Terror plot to attack New York-Toronto railroad thwarted in Canada
Canadian law enforcement confirmed Monday afternoon that authorities thwarted an alleged terror plot in Canada that targeted a Via Rail passenger train that operates between Toronto, Ontario and New York City in the United States.
During Monday’s press conference, the Royal Canadian Mounted Police (RCMP) confirmed that they apprehended and charged two men earlier in the day that they believe unsuccessfully hatched what is being called a homegrown terror plot. The suspects now in custody have been named as Chiheb Esseghaier, 30, and Raed Jaser, residents of Montreal, Quebec and Toronto, Ontario, respectively.
"We are alleging that these two individuals took steps and conducted activities to initiate a terrorist attack," Jennifer Strachan, criminal operations officer for RCMP Ontario, said during Monday’s presser.
The Canadian Broadcasting Corporation adds that the suspects were under investigation for over a year before brought into custody, and assistance was provided by entities on both sides of the border including the United States’ FBI and Department of Homeland Security, although the plot itself involved attacking a train on Canadian soil.

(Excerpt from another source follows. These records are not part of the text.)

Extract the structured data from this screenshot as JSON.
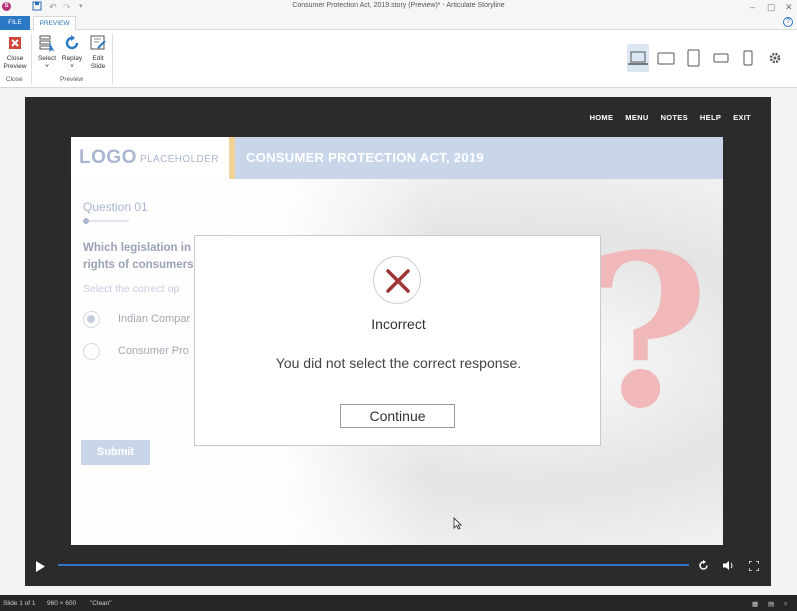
{
  "window": {
    "title": "Consumer Protection Act, 2019.story (Preview)* - Articulate Storyline",
    "app_icon_letter": "S",
    "controls": [
      "–",
      "▢",
      "✕"
    ]
  },
  "ribbon": {
    "tabs": [
      {
        "label": "FILE"
      },
      {
        "label": "PREVIEW"
      }
    ],
    "help": "?",
    "buttons": {
      "close_preview": "Close Preview",
      "select": "Select",
      "replay": "Replay",
      "edit_slide": "Edit Slide"
    },
    "groups": {
      "close": "Close",
      "preview": "Preview"
    },
    "accent_color": "#2b78c5",
    "close_color": "#d0473a"
  },
  "player": {
    "nav": [
      "HOME",
      "MENU",
      "NOTES",
      "HELP",
      "EXIT"
    ],
    "seek_color": "#2f77c6"
  },
  "slide": {
    "logo": "LOGO",
    "logo_placeholder": "PLACEHOLDER",
    "course_title": "CONSUMER PROTECTION ACT, 2019",
    "question_number": "Question 01",
    "question_line1": "Which legislation in I",
    "question_line2": "rights of consumers?",
    "instruction": "Select the correct op",
    "options": [
      {
        "label": "Indian Compar",
        "selected": true
      },
      {
        "label": "Consumer Pro",
        "selected": false
      }
    ],
    "submit": "Submit"
  },
  "modal": {
    "title": "Incorrect",
    "message": "You did not select the correct response.",
    "continue": "Continue",
    "icon_color": "#9e3535"
  },
  "status": {
    "slide": "Slide 1 of 1",
    "size": "960 × 600",
    "theme": "\"Clean\""
  }
}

Police do not believe the plot is related to the terrorist attack in Boston, Massachusetts last week that left three people dead, but do allege that the Canadian operation was to some extent supported by an Al-Qaeda affiliate in Iran. Iranian authorities, however, have vowed Tehran has no links to the group.
“This is the most hilarious thing I've heard in my 64 years,” Iranian Foreign Minister Ali Akbar Salehi said, as quoted by ISNA news agency. He added that any suggestion that Al-Qaeda is linked to Iran is “truly ridiculous.”
The suspects, say investigators, were spotted routinely monitoring train activity in the Toronto area. An arrest had originally been planned for three weeks earlier, but their apprehension was put on hold for reasons not yet known.
Details on the suspects are scant as preliminary reports come in, but Robert Fife, chief of CTV’s Ottawa news bureau, says, “it does not appear to be a case of radicalization of youth.”